One way to measure the success of Pinterest is by how much traffic it drives to an organization’s website. Wendy Scherer, who oversees social media efforts for Cabot Cheese, a cooperative of 1,200 family-owned farms in New England, said huge volumes of website traffic come from Pinterest.

For Cabot, “The boards aren’t just about us. We wanted to be inclusive,” Scherer said. “We talk about Vermont. We talk about farms. We talk about cows.”

That leads more people to find Cabot Cheese because they are coming to the site, not for the company, but because of things they are interested in. “They find us through our content, like a recipe, rather than our brand.”

For the National Wildlife Federation, Pinterest is ideal for fun and inspiring messages, said Danielle Brigida, digital marketing manager for the NWF. “We’re trying to be fun about it.”

Loren Pritchett, who is a colleague of mine at ChildFund International, also served on the panel. She talked about how Pinterest targets other audiences. “We see this as a place where we are reaching out to the next generation of ChildFund supporters.”

She added, “Many are sharing because of social interest.”

As with all social media, determining the platform’s return on investment is tricky. Most are measuring through repins and which boards are most active. Referring traffic also is studied.

“Everyone is trying to track,” said Danielle. “It’s crazy, though. Pin shares often go farther than a Facebook share.”

5 Tips to Tame Email

I recently spent a week out of the country on business. Usually when that happens, I return to an inbox that has exploded. By that, I mean that it’s brimming over, and I don’t even know where to begin to tackle the emails. I was determined on this trip to not have that happen, and it didn’t.

What worked this time?

Set Goals. I checked the number of emails in my inbox before I left on my trip. My goal was to return with that same amount in my inbox. This required spending about an hour each day, either before or after my meetings, reviewing emails. I responded to critical emails.
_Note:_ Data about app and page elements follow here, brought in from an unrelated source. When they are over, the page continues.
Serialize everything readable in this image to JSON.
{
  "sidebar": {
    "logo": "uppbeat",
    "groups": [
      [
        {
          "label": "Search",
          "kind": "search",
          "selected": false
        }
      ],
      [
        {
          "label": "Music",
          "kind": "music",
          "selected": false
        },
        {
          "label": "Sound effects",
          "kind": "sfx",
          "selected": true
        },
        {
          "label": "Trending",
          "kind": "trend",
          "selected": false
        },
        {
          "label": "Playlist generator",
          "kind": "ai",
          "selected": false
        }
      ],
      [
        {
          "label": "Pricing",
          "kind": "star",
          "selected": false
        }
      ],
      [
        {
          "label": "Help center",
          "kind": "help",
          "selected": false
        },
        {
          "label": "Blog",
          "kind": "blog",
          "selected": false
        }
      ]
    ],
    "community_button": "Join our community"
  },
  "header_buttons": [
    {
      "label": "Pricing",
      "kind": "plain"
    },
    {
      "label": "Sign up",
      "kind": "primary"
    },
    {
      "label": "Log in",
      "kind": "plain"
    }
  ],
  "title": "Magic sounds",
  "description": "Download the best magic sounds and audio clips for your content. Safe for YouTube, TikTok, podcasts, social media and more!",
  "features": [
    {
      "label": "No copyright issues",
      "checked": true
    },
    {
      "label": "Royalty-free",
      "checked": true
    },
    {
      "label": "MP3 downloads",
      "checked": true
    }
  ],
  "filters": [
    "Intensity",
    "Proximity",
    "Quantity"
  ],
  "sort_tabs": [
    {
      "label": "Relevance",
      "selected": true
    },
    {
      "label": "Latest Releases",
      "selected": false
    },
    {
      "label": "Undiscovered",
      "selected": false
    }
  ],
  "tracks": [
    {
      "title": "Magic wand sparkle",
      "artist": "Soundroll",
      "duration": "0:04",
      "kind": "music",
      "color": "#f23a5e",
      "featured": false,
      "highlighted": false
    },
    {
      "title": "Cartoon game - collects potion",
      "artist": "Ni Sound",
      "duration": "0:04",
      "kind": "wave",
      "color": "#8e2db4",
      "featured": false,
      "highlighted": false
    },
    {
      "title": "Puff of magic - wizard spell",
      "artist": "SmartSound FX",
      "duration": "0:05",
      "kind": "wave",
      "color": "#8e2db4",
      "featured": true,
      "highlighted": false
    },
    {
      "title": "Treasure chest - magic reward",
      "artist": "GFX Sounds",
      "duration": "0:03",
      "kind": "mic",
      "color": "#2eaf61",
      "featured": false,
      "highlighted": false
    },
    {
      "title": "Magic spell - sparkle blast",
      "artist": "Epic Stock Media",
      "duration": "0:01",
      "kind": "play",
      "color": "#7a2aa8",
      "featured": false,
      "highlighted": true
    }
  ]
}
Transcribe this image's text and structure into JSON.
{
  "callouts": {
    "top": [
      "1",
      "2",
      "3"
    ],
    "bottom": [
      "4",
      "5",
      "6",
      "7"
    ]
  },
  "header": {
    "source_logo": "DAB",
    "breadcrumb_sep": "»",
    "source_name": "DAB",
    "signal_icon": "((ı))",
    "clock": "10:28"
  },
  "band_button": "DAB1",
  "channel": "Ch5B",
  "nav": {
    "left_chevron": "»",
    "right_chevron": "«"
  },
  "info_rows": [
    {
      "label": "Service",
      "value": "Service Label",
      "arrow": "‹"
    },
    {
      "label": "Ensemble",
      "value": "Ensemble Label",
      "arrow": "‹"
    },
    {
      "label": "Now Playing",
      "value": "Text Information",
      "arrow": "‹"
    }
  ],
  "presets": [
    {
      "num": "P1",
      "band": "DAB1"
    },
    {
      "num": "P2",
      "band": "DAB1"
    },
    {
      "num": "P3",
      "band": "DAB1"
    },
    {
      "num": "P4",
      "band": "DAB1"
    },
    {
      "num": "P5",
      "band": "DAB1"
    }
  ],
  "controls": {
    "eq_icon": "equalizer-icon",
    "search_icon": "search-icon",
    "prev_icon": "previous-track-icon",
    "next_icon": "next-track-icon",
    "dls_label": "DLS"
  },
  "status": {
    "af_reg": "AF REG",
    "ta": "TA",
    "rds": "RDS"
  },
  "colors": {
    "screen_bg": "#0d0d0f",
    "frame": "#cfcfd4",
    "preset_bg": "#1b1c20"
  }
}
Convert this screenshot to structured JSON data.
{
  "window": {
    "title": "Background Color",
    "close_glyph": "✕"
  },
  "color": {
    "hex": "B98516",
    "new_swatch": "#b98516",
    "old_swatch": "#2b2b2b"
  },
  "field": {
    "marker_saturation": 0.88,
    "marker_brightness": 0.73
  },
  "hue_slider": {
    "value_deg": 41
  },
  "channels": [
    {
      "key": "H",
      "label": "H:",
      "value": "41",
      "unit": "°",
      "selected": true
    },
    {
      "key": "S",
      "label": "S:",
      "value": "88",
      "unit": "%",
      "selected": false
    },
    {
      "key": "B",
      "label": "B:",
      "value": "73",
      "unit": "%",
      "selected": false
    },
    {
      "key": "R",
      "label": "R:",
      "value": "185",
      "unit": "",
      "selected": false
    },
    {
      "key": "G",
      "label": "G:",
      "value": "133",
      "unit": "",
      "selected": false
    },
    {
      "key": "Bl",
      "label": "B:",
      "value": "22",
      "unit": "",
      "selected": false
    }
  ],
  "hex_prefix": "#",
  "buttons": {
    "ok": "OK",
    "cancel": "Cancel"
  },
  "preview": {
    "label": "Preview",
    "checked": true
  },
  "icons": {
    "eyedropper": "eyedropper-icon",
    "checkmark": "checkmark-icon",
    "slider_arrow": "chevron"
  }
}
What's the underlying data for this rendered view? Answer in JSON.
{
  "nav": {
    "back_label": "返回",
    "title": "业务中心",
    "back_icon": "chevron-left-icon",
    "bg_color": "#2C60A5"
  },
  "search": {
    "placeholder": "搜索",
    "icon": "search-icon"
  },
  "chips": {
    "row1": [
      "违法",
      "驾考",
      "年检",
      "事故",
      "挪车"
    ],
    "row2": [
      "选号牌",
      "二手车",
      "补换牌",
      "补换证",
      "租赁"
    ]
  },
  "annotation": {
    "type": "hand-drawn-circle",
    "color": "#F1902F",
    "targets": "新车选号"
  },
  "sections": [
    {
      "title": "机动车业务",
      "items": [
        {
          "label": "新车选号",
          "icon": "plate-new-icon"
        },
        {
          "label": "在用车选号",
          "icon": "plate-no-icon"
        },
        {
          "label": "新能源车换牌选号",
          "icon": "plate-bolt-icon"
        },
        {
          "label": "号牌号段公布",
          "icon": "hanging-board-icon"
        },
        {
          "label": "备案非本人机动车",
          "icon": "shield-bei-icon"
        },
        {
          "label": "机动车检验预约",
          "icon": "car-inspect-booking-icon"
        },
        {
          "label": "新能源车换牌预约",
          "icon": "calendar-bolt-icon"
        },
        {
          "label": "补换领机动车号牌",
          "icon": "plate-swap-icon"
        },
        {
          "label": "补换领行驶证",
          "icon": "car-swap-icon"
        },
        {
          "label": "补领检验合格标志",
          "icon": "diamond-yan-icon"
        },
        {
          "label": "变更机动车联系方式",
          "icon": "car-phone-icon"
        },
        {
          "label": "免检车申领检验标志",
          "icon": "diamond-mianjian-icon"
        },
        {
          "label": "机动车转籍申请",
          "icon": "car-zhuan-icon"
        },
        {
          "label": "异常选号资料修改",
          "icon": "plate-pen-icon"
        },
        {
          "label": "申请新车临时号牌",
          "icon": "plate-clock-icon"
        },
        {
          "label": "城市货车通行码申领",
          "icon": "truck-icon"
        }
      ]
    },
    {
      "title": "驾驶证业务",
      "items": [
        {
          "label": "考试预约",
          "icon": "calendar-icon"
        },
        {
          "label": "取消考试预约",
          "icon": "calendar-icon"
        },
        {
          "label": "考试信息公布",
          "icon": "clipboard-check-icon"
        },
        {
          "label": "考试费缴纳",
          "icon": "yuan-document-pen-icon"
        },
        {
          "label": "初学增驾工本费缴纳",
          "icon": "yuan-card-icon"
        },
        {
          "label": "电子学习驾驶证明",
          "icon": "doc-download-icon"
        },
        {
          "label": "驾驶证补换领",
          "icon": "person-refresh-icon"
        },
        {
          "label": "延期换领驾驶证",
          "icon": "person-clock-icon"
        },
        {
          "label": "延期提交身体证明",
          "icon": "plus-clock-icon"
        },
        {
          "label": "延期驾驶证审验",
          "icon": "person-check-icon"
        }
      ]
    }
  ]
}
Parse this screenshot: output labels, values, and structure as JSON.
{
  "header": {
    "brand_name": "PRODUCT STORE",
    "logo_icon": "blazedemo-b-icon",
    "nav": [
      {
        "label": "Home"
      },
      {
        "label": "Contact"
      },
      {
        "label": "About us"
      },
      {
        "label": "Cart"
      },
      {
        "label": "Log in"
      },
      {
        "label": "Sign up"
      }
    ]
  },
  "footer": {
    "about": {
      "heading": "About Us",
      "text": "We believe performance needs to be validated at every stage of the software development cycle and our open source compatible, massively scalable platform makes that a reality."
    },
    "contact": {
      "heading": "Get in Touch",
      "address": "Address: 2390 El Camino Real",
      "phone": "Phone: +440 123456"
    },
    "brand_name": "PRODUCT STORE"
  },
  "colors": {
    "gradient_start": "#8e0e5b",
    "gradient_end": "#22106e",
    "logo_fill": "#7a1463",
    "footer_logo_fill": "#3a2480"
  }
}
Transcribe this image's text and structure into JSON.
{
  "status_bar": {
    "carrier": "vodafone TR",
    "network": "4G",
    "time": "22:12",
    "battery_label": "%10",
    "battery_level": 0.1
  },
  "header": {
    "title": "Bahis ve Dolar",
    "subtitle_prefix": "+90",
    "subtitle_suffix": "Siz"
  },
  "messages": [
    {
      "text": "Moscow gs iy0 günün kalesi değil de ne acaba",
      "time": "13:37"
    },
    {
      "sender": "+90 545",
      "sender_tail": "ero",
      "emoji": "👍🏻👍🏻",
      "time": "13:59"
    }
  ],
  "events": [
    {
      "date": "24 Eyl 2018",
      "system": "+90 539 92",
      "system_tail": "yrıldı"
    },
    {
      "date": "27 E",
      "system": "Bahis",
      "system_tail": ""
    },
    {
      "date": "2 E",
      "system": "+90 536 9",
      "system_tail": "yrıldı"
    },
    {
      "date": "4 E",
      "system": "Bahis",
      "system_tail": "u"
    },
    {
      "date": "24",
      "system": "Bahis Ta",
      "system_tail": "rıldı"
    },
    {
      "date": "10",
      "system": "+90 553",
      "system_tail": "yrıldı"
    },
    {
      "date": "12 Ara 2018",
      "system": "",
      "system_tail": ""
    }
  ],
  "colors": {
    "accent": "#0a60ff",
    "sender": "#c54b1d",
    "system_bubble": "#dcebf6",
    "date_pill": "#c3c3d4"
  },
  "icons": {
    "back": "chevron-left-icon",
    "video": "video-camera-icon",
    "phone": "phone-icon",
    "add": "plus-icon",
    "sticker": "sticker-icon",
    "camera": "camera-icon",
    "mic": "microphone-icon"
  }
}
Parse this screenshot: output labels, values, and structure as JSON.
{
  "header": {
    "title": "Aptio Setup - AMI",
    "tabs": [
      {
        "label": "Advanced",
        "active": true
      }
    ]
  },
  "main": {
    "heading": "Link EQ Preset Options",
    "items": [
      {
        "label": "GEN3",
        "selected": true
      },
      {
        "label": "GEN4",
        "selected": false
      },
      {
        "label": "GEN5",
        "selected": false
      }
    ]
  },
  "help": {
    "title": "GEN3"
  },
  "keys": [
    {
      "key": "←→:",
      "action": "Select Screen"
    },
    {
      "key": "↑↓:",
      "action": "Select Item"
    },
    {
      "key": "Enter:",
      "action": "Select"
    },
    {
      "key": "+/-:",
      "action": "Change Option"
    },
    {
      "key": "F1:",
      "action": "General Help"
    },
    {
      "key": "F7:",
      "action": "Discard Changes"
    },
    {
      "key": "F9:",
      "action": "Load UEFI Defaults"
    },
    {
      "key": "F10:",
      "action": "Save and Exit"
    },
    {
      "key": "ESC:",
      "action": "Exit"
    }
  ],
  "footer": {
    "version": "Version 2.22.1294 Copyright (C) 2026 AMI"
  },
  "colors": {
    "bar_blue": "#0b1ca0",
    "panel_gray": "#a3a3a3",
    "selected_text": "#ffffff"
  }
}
I deleted emails that were not relevant.  When I returned to the office, I only had five additional emails than when I had left. Goal reached.

Create a Folder. I created a file folder within my inbox where I moved emails that I needed to handle back at the office. Those emails all needed to be printed for various reasons or they required me to confirm with someone that the action had been completed. Having them in a central location made it easier to find them. As soon as I finished, I deleted the item, and by day two in the office, the folder also was deleted.

Schedule Email Time. I know that when I am out of the office, the emails will pile up. I also know that I will have numerous meetings when I return because updates need to be shared and projects need to be advanced. Before I leave, I block the morning of my first day back so that I have time to respond to emails, review project plans and organize the week. If I don’t schedule the block of time, I end up doing it on the fly, and that never works.

Set Expectations. Before I travel, I turn my “out-of-office” message on a day or two early. Inevitably, that leads to a flurry of emails that I am able to handle before I leave. That allays everyone’s concern and the email flow slows. I also alert those with whom I communicate the most that I will be traveling and indicate any time zone differences so people will know when to expect a reply.

Mix It Up. I often group my emails by “sender” instead of “date.” This allows me to handle all emails from my boss and from those with whom I’m working on tight or critical deadlines. I also can quickly identify junk email and delete.

It was nice to return to my office and not feel overwhelmed by an avalanche of emails.